Fascinating it is then to discover a darkened gallery space brightened by Gehry’s luminous life-size and outsize fish at Gagosian Asia in Hong Kong, for which Gehry specially created these vigorous light sculptures. Playful and kinetic, the Fish Lamps, (first made by Gehry in 1983) are composed from a formica plastic laminate called ColorCore to form individual groupings, elaborate chandeliers and wall sconces. Curling and flexing as if in motion, they emit a warm, incandescent, almost meditative light. They are lantern-like, and they are piscatorial, yet, neither ticks any obvious Chinese box, despite the prevalence and provenance of both in China's artistic culture.  And they are perched – no pun intended for these are koi – on wooden pedestals, celebratory canvases sprung from an easel, like prize possessions. 

And then, unannounced, appears a snazzy, flashy, party piece of reptilian accessory.  So vivid you expect it to move, and still so fresh it's yet to be christened. For now, it's known as the rather unsnappy Untitled. Much like Damien Hirst’s 1991 shark in formaldehyde, you don’t question this piece; it’s a snap decision – you like it, you buy it. Boutique hotels, garden parties and D&G or Versace showrooms could wear this shiny black statement-maker like a second skin. 

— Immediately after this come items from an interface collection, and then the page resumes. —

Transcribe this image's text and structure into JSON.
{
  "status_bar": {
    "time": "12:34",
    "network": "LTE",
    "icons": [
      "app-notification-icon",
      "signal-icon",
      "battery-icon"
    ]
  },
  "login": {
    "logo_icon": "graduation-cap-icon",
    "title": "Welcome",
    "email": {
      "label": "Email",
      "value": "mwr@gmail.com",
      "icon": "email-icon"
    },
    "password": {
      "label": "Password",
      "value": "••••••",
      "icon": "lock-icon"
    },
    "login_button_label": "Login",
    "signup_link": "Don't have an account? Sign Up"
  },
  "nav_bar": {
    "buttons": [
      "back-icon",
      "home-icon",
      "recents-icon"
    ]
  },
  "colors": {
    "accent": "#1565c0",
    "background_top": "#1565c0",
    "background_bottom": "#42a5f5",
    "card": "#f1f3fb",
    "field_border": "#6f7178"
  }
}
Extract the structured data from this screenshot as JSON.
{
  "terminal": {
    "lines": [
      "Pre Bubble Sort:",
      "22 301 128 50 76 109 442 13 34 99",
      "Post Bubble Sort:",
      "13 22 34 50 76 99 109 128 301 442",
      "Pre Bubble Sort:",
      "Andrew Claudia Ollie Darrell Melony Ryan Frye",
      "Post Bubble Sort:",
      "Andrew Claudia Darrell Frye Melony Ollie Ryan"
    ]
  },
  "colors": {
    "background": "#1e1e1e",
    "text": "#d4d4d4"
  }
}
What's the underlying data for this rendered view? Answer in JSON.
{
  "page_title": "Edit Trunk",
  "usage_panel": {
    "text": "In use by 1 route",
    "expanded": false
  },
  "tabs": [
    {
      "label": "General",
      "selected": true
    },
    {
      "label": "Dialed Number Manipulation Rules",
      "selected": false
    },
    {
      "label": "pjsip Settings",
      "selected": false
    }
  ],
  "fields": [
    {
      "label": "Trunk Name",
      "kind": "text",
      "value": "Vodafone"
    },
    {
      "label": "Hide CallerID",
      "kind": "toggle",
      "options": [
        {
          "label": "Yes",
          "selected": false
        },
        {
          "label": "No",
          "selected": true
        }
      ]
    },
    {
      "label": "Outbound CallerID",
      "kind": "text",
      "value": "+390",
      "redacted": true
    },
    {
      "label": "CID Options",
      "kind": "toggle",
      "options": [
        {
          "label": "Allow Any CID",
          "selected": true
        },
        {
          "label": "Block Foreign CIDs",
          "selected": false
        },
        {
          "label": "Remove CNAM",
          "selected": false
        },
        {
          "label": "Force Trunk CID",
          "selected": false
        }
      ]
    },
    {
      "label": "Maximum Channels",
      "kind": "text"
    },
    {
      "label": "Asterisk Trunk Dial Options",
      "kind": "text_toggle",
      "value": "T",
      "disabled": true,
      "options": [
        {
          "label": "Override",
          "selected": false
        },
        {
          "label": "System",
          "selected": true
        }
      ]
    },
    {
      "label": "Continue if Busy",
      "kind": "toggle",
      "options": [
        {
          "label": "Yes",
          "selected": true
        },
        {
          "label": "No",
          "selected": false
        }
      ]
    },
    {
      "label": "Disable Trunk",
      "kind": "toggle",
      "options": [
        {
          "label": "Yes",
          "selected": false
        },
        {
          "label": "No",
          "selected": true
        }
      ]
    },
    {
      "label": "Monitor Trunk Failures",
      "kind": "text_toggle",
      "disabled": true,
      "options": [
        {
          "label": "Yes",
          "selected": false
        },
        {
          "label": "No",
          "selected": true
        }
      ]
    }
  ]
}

Gehry's energetic structures prompt an unusual reaction: you want them to move. One pictures the glossy predator prowling the apron of an outdoor swimming pool, menacing, and the fish, shoaling and streamlining through the mid-air of anywhere. Now and zen. There's direction for today's frantic zeitgeist - art performance rather than performance art - living the art, not just looking at it. Which brings us back to Bilbao and a bold future. And Gehry shining new light on it, once again ...  


Frank Gehry: Fish Lamps Gagosian Gallery, 7/F Pedder Building, 12 Pedder Street, Central, Hong Kong. Tel: +852.2151.0555. 

Hours: Tues-Sat 11am to 7pm. 

 

Images: Fish: Untitled (Hong Kong II), 2013. Metal wire, ColorCore formica and silicone on wooden base, 66 x45 x42 inches (167.6 x114.3 x 106.7cm). ©Frank Gehry. Courtesy of the artist and Gagosian Gallery. Photography by Josh White/JWPictures.com.  

Alligator: Untitled (Hong Kong IX), 2013. Metal Wire, ColorCore formica and silicone. 26 3/4 x 118 1/8 x 148 inches (68 x300 x 376 cm). ©Frank Gehry. Courtesy of the artist and Gagosian Gallery. Photography by Josh White/JWPictures.com.


Admin